The two other reasons that Singer and most mainstream vegetarian thinking give for not eating meat have great appeal to some but less to me. One is ecological: if you're worried about global warming, stop pretending you're a do-gooder because you eat organic cabbage that's £8 a gram from Whole Foods, and become vegetarian.

In 2007, a study by the National Institute of Livestock and Grassland Science in Japan estimated that 2.2lb of beef is responsible for as much carbon dioxide as an average European car emits every 155 miles, and burns enough energy to light a 100-watt bulb for nearly 20 days. That is why mass vegetarianism has been official UN policy for several years now. In 1961, the world consumed 71 million tonnes of meat. In 2007, it consumed 284 million tonnes. I hate Malthusians who tells us that more people is a bad thing, but if you think of yourself as green, and also eat meat, you're a hypocrite.
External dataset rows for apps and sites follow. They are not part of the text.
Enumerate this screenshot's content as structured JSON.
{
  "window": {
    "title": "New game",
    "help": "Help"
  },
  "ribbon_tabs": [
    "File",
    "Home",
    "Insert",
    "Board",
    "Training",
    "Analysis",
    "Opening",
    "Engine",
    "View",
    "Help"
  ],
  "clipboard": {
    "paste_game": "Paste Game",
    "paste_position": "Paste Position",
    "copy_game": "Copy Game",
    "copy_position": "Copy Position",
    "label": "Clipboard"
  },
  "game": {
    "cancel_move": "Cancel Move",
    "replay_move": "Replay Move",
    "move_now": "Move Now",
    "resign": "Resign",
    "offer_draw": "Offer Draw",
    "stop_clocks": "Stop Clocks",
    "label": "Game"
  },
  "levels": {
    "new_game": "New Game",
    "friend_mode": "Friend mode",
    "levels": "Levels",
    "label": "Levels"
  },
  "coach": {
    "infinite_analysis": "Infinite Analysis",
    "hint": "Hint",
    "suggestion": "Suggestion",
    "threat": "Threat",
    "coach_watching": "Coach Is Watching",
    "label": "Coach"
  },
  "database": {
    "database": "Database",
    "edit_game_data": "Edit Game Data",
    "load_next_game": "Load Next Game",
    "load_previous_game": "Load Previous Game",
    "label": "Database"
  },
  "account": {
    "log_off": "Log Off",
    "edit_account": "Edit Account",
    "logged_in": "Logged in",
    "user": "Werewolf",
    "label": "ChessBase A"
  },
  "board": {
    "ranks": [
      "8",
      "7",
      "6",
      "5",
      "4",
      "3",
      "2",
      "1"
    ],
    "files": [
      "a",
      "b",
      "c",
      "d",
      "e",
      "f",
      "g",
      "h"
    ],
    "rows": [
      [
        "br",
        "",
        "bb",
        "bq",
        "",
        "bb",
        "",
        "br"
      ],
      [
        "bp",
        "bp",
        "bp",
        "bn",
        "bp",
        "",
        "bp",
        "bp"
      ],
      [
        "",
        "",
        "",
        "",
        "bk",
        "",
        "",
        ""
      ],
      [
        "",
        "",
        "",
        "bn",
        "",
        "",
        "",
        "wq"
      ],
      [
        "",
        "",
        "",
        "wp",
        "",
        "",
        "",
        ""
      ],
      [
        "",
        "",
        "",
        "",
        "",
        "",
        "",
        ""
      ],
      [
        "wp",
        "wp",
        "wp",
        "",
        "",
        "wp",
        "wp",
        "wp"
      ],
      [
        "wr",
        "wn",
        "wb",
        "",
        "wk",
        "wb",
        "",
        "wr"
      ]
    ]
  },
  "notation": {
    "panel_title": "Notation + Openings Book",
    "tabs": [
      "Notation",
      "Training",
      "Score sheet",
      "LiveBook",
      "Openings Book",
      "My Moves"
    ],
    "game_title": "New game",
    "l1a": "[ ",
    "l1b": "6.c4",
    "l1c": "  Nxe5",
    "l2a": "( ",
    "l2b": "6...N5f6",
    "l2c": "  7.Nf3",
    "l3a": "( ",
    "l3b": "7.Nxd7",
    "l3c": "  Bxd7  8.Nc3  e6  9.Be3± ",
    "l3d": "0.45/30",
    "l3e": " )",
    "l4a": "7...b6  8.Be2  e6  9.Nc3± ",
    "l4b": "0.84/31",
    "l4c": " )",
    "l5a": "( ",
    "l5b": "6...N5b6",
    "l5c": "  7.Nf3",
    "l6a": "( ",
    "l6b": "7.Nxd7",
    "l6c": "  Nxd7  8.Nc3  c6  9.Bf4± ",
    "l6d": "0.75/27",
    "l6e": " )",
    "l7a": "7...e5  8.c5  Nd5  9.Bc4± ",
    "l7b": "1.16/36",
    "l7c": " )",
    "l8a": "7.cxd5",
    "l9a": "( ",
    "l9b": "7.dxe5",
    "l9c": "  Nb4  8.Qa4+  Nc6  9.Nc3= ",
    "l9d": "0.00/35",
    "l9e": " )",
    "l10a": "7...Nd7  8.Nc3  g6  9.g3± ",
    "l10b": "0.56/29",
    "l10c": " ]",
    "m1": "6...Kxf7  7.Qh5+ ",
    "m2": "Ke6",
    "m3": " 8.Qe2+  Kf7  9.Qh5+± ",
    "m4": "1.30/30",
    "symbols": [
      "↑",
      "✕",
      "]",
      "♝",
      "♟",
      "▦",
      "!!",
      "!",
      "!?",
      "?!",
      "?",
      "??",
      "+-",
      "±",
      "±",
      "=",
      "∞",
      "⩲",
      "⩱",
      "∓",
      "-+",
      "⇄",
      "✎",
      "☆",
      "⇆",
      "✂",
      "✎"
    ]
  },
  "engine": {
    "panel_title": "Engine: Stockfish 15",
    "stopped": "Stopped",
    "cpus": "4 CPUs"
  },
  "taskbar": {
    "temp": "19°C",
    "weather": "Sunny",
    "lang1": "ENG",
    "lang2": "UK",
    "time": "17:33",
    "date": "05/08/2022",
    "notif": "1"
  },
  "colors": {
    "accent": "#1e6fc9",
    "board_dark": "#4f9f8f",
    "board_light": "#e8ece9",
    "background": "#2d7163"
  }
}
The final reason is health. Cutting red meat, in particular, from your diet reduces the chances of getting cancer, and cleanses your colon. You also work harder, I find, to root out vegetables and greens and fibrous things when you can't eat flesh. Vegetarianism isn't always, but often can be, very good for you.

Unless, that is, it turns you into a sanctimonious chump. And I should say in a spirit of honesty that there is an extremely strong case against being vegetarian – namely that a more boring ethical practice could hardly be imagined. For one thing, you have to forgo an astonishing range of delicious food. Vegetarian food can be exquisite – try Mildreds of Soho, or Tamil Nadu if you want to go slightly further afield – but there's no escaping the hole left in your life when BLTs and bourguignon are permanently off the menu.

It's partly for that reason, and partly out of solidarity with the readers of this magnificent newspaper – whom I serve as junior restaurant critic – that I make the selfless decision about once a week to forsake my vegetarian principles, and try a spot of flesh on a plate.

This opens me up, I know, to the charge of moral laxity and hypocrisy. Let me plead guilty, then, and be done with it – except to say, briefly, that quite often I eat meat simply because it makes life so much bloody easier. Unlike other ethical choices you might make, such as becoming a vet or not punching the fat slob taking up too much room next to you on the bus, vegetarianism is a kind of moral visitation that occurs every time you eat. For me, this means about thrice an hour. Given all the other pressures in our lives, this additional stress is hard, really hard, and never more so than when eating socially.

The surest way, as I suspect you'll know, of ruining a dinner party is for a vegetarian to turn up. That's me. I'm that guy, the balding Indian who says he doesn't eat meat. Not just because of his Hindu heritage, with all the attendant affection for cows, but on grounds of animal welfare, ecology and health. And as I trot out these arguments for the umpteenth time – and even, if you're lucky, mention Franciscan Road – I find myself falling asleep. I'm boring myself. So let me level with you: the benefit in feeling good about my ethical choices is not always, or even often, greater than the cost in utter tediousness, social awkwardness or – worst of all – the charge of hypocrisy.

If you confess to being vegetarian, you see, you are immediately considered a ripe candidate not just for ridicule, but double standards. For vegetarians are expected to be faultless. "What's that, a leather belt you're wearing, while refusing my tagine? Outrageous!" "But Amol, do you use [insert brand name] soap? They were exposed for using whale-bladder offal in 1836 – and still you support them?"

Yes, guys. Yes, I do. I own leather belts and don't read up on what's in my soap. Sorry about that. As vegetarians go, I'm a late convert and a regular failure. Strong on principle, weaker in practice; but that, I humbly submit, is better than ducking the issue altogether. In any case, the hypocrisy of the bad vegetarian is infinitely preferable to the piety of the good carnivore. And whoever listened to a restaurant critic who didn't eat meat?